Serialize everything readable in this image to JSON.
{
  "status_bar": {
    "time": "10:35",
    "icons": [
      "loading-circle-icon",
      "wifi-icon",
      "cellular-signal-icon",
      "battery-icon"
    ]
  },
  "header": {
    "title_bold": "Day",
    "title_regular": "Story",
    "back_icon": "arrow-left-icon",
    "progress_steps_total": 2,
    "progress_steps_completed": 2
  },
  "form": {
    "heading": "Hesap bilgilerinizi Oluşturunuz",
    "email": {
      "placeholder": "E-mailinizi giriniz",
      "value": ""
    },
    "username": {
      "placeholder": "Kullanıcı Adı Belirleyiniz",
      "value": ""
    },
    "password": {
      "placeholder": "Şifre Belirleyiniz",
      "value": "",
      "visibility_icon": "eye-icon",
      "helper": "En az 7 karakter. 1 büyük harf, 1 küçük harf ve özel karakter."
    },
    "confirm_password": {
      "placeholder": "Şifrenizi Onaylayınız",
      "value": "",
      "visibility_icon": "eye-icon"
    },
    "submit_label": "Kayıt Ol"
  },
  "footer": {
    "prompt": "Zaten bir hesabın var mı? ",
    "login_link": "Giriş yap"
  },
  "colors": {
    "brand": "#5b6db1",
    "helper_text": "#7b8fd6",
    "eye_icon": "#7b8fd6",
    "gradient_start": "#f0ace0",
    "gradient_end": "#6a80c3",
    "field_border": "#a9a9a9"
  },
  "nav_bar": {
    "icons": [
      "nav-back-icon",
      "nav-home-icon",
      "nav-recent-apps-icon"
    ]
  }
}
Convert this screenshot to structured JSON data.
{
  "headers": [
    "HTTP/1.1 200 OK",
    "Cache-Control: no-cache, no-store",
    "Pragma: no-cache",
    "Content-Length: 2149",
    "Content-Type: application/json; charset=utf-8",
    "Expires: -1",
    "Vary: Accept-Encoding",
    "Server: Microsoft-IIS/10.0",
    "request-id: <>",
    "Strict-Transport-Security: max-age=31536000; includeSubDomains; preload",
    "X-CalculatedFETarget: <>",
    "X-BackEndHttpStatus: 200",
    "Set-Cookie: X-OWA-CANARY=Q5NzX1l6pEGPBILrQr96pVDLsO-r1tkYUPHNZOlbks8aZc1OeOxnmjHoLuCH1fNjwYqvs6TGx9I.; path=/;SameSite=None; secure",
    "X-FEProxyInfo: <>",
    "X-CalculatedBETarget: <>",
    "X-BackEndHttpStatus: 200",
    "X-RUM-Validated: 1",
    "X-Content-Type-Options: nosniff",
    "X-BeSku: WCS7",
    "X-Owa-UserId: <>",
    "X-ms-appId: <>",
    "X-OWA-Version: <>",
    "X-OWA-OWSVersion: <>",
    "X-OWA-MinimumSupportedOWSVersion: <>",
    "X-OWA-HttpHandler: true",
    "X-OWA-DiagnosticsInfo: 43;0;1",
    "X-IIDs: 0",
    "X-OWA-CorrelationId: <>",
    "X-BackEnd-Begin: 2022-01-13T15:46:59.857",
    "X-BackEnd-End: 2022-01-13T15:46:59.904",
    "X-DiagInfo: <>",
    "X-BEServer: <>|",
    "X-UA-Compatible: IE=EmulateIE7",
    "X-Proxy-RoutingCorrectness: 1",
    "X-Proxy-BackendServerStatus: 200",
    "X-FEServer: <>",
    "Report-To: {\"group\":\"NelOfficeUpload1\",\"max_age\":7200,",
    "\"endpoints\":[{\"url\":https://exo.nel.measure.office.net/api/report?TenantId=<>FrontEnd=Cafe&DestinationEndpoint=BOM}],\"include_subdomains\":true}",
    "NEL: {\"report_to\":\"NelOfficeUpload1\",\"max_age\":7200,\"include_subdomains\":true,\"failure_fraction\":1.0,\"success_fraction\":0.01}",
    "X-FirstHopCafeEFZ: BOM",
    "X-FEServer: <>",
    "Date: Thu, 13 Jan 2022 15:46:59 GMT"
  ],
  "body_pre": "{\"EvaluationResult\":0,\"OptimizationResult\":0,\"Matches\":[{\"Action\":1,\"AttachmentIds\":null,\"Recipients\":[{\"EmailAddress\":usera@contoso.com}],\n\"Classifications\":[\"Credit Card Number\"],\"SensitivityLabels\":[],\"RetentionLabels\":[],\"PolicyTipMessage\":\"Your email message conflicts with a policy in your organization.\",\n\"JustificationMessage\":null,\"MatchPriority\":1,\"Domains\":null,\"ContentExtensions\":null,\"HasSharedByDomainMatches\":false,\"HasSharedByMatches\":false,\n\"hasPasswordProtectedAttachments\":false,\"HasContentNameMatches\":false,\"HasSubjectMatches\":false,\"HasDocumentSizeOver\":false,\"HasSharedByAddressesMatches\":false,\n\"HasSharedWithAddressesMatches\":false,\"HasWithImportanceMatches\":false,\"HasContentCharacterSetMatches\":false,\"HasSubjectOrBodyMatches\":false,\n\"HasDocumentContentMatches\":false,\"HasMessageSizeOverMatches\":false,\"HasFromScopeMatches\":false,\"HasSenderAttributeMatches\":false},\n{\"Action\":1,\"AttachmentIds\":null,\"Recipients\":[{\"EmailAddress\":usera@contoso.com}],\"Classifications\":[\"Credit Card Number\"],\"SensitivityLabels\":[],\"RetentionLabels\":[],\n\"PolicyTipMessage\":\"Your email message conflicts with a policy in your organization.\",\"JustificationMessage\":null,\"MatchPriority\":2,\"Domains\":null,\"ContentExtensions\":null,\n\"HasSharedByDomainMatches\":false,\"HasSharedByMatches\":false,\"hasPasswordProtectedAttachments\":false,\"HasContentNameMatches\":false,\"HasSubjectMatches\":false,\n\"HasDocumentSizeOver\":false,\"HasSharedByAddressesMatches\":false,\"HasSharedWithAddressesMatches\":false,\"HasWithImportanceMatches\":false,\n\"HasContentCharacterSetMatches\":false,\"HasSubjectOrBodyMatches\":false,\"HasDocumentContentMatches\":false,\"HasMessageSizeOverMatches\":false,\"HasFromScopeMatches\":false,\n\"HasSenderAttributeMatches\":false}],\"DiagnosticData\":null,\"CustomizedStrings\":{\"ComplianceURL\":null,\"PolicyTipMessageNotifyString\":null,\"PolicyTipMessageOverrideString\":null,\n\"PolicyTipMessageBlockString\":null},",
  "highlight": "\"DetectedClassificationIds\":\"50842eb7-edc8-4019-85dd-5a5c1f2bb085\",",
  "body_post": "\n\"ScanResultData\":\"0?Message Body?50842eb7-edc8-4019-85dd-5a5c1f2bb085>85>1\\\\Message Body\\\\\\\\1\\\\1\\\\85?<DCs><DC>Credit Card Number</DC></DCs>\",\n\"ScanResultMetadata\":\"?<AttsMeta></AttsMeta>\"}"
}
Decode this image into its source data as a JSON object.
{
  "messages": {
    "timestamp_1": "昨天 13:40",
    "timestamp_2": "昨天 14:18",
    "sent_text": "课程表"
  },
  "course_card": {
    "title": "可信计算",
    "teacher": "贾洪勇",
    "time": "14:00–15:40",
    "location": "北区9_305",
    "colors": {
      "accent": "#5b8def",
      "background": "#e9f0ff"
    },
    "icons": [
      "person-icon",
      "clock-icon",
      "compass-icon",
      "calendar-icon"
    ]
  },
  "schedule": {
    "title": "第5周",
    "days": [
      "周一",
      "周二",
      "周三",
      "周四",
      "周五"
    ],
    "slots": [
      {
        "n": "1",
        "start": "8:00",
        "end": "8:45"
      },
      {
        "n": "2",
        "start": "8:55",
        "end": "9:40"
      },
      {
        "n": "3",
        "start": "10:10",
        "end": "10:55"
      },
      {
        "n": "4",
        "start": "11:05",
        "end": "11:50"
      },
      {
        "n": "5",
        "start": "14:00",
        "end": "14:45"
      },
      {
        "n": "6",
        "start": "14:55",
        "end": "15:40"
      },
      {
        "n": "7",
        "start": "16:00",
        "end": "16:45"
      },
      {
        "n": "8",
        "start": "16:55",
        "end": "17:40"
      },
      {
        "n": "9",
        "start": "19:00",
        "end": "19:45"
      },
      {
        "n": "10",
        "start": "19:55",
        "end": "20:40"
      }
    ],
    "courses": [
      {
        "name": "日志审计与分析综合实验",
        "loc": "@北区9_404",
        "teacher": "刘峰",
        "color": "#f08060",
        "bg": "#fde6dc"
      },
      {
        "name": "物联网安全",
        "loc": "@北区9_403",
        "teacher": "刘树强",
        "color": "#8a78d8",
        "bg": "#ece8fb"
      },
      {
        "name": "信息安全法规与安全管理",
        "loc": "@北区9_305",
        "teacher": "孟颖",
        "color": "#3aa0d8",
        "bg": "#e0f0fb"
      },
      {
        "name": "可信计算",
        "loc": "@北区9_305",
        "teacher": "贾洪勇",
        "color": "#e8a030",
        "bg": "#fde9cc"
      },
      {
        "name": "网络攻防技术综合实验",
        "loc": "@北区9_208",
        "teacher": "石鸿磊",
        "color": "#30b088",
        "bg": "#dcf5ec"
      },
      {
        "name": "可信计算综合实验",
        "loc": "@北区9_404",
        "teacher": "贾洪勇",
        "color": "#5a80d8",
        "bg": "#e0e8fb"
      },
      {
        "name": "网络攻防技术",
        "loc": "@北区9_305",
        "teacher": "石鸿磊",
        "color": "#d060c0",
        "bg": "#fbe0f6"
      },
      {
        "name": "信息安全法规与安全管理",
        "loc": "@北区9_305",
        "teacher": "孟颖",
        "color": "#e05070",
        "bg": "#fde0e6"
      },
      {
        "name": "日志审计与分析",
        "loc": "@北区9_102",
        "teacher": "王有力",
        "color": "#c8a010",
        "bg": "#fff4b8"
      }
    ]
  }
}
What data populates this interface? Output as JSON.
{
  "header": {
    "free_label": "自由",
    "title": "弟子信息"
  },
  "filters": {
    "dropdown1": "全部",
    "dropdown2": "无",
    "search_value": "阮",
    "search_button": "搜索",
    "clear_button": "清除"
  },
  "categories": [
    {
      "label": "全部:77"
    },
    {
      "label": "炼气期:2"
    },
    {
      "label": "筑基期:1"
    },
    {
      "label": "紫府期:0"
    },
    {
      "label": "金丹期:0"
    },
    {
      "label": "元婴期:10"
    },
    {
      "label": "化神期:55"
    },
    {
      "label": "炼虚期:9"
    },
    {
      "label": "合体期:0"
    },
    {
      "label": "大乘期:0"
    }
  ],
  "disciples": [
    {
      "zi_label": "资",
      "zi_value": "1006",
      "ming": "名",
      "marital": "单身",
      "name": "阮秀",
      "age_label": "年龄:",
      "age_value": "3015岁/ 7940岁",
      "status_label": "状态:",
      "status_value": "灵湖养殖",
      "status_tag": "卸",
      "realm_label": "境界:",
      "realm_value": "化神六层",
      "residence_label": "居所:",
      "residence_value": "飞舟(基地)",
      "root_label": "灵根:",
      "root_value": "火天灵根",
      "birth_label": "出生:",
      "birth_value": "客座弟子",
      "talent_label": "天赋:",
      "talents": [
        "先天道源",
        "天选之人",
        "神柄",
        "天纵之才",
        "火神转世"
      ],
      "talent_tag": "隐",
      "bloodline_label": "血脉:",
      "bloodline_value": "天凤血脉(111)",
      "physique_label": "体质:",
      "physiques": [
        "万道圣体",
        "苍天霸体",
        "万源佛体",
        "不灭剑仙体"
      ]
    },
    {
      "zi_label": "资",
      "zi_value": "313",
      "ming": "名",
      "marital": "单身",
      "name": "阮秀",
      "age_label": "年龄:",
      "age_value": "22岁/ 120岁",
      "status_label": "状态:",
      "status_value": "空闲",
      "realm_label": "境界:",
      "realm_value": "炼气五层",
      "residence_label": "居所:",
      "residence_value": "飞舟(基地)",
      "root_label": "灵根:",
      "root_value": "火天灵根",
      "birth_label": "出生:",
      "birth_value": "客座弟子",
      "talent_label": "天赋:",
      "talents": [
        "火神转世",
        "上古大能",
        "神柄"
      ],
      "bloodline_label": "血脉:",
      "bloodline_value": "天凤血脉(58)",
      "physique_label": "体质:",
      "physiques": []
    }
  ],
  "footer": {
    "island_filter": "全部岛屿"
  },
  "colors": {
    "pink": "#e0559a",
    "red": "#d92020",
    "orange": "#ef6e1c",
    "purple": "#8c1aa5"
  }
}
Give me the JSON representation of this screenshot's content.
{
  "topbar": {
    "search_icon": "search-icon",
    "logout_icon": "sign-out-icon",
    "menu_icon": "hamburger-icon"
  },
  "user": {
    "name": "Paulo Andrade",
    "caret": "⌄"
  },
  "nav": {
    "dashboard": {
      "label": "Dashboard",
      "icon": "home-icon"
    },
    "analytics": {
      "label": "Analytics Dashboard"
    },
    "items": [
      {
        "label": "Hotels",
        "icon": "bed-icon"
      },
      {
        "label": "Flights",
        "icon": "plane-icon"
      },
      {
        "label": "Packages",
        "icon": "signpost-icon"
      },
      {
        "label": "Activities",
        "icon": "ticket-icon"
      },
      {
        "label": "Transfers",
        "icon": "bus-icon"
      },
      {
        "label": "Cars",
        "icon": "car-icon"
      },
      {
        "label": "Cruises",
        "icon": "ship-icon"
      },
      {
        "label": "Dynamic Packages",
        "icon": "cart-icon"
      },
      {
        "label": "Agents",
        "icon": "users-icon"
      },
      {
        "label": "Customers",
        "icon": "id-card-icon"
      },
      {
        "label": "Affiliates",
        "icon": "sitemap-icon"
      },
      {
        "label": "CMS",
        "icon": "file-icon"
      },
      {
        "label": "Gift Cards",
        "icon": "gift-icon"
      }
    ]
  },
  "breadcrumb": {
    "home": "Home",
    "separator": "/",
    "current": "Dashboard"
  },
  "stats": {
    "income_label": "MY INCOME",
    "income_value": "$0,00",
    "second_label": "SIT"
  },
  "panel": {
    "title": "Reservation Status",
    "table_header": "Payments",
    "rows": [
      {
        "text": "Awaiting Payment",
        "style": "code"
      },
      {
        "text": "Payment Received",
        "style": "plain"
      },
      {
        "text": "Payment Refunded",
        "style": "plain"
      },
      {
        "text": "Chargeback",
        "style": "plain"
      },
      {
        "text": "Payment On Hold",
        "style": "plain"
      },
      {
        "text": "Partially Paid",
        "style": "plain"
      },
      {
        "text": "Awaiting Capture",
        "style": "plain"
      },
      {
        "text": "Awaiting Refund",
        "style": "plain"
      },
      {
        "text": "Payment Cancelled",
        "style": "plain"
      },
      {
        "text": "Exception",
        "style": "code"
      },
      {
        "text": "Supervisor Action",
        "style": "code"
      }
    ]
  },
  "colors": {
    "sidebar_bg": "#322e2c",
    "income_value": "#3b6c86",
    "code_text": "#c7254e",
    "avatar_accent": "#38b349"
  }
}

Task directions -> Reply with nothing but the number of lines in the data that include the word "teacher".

Task result -> 10